→ What the task requires
The lines below that include the word "JSON" are to be reported.

Supplied data START

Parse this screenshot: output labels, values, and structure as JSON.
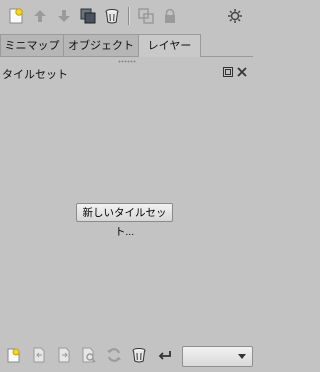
{
  "toolbar": {
    "icons": [
      "new-layer-icon",
      "move-up-icon",
      "move-down-icon",
      "duplicate-icon",
      "delete-icon",
      "merge-icon",
      "lock-icon",
      "settings-icon"
    ]
  },
  "tabs": [
    {
      "label": "ミニマップ",
      "active": false
    },
    {
      "label": "オブジェクト",
      "active": false
    },
    {
      "label": "レイヤー",
      "active": true
    }
  ],
  "panel": {
    "title": "タイルセット",
    "new_tileset_button": "新しいタイルセット..."
  },
  "bottombar": {
    "icons": [
      "new-tileset-icon",
      "import-icon",
      "export-icon",
      "edit-tileset-icon",
      "refresh-icon",
      "delete-icon",
      "back-icon"
    ],
    "select_value": ""
  }
}
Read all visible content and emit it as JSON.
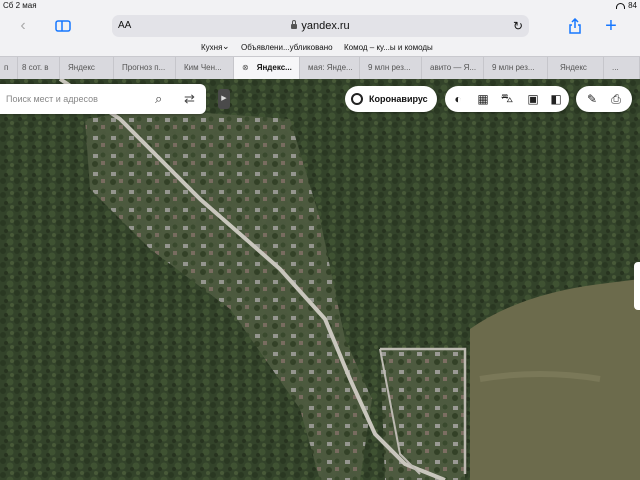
{
  "status": {
    "time": "Сб 2 мая",
    "battery": "84"
  },
  "toolbar": {
    "aa": "AA",
    "url": "yandex.ru"
  },
  "favorites": [
    "Кухня",
    "Объявлени...убликовано",
    "Комод – ку...ы и комоды"
  ],
  "tabs": [
    {
      "label": "п"
    },
    {
      "label": "8 сот. в"
    },
    {
      "label": "Яндекс"
    },
    {
      "label": "Прогноз п..."
    },
    {
      "label": "Ким Чен..."
    },
    {
      "label": "Яндекс...",
      "active": true
    },
    {
      "label": "мая: Янде..."
    },
    {
      "label": "9 млн рез..."
    },
    {
      "label": "авито — Я..."
    },
    {
      "label": "9 млн рез..."
    },
    {
      "label": "Яндекс"
    },
    {
      "label": "..."
    }
  ],
  "map": {
    "search_placeholder": "Поиск мест и адресов",
    "corona_label": "Коронавирус",
    "icons": [
      "search-icon",
      "route-icon",
      "layers-icon",
      "traffic-icon",
      "parking-icon",
      "transport-icon",
      "panorama-icon",
      "ruler-icon",
      "print-icon"
    ]
  }
}
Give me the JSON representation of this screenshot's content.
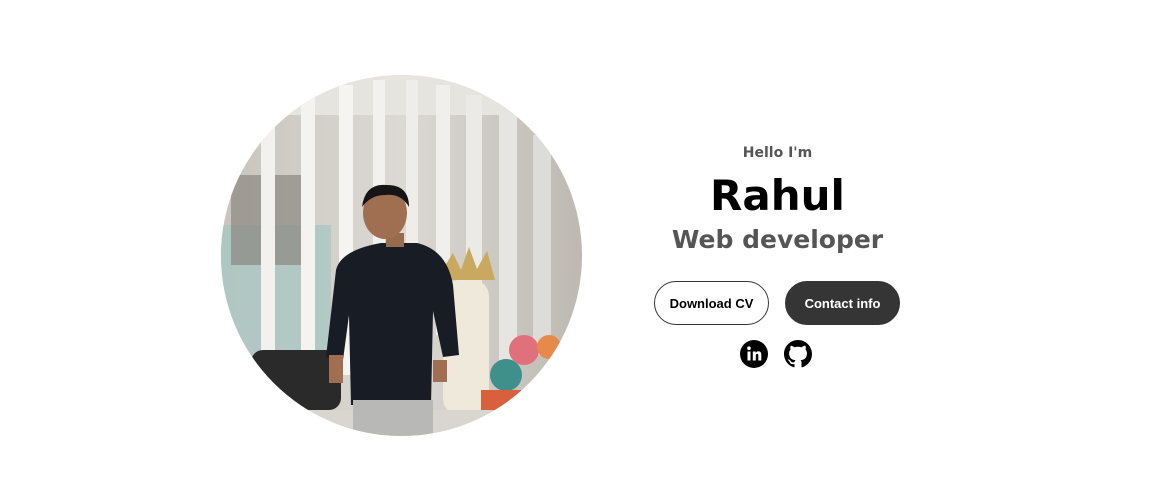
{
  "hero": {
    "greeting": "Hello I'm",
    "name": "Rahul",
    "role": "Web developer",
    "buttons": {
      "download_cv": "Download CV",
      "contact_info": "Contact info"
    }
  },
  "socials": [
    {
      "icon": "linkedin-icon"
    },
    {
      "icon": "github-icon"
    }
  ],
  "colors": {
    "button_dark": "#353535",
    "text_primary": "#000000",
    "text_secondary": "#555555",
    "background": "#ffffff"
  }
}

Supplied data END

→ Solved problem
Parse this screenshot: output labels, values, and structure as JSON.
Read all visible content and emit it as JSON.
Give me the JSON representation of this screenshot's content.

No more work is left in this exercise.